▶ [TASK INSTRUCTIONS]: Copy out each line containing "content" from the entries below.

▶ [Data entries]:
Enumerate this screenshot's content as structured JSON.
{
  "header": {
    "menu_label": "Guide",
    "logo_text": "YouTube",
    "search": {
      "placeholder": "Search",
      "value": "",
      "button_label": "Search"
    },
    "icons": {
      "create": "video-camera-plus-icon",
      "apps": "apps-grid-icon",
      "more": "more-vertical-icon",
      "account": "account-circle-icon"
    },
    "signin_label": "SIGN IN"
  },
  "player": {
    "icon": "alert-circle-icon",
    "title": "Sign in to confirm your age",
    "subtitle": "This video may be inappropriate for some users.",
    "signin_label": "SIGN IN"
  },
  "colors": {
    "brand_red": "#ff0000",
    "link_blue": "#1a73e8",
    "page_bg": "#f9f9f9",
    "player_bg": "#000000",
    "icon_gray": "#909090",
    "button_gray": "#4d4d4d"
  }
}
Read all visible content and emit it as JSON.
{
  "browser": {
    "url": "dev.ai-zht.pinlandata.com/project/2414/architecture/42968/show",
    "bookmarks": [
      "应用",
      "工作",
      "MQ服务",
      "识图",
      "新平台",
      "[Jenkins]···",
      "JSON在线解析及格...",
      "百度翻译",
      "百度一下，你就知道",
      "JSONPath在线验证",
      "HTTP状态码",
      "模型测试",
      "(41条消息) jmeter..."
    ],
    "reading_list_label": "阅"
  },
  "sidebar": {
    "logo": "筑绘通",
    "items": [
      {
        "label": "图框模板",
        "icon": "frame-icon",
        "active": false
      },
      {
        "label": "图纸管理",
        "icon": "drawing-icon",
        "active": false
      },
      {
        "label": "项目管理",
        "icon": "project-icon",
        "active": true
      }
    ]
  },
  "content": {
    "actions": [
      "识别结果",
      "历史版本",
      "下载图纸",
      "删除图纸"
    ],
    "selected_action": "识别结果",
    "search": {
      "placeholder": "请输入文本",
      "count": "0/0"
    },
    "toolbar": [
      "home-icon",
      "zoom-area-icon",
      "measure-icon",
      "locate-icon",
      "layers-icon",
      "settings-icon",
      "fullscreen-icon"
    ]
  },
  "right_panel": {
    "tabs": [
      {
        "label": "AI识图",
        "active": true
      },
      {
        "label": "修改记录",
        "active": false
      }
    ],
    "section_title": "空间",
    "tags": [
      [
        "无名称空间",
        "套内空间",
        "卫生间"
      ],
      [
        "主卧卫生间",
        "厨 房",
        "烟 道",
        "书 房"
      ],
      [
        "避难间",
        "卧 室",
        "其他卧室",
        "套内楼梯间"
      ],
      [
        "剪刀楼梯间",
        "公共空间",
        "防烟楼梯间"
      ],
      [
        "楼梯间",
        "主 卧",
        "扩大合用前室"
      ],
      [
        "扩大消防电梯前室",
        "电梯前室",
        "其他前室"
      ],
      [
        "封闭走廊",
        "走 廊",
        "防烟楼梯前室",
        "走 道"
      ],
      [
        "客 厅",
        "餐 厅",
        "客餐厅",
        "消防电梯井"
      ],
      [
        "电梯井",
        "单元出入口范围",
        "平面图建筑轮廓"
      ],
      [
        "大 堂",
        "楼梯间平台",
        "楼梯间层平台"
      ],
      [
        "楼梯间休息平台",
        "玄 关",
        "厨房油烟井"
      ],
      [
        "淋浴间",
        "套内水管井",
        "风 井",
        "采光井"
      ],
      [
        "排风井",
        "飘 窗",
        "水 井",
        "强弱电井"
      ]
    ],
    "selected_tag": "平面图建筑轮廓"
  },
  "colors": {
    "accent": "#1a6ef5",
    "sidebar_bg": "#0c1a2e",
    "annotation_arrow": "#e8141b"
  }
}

▶ [ANSWER BOX]:
Enumerate this screenshot's content as structured JSON.
Read all visible content and emit it as JSON.
  "content": {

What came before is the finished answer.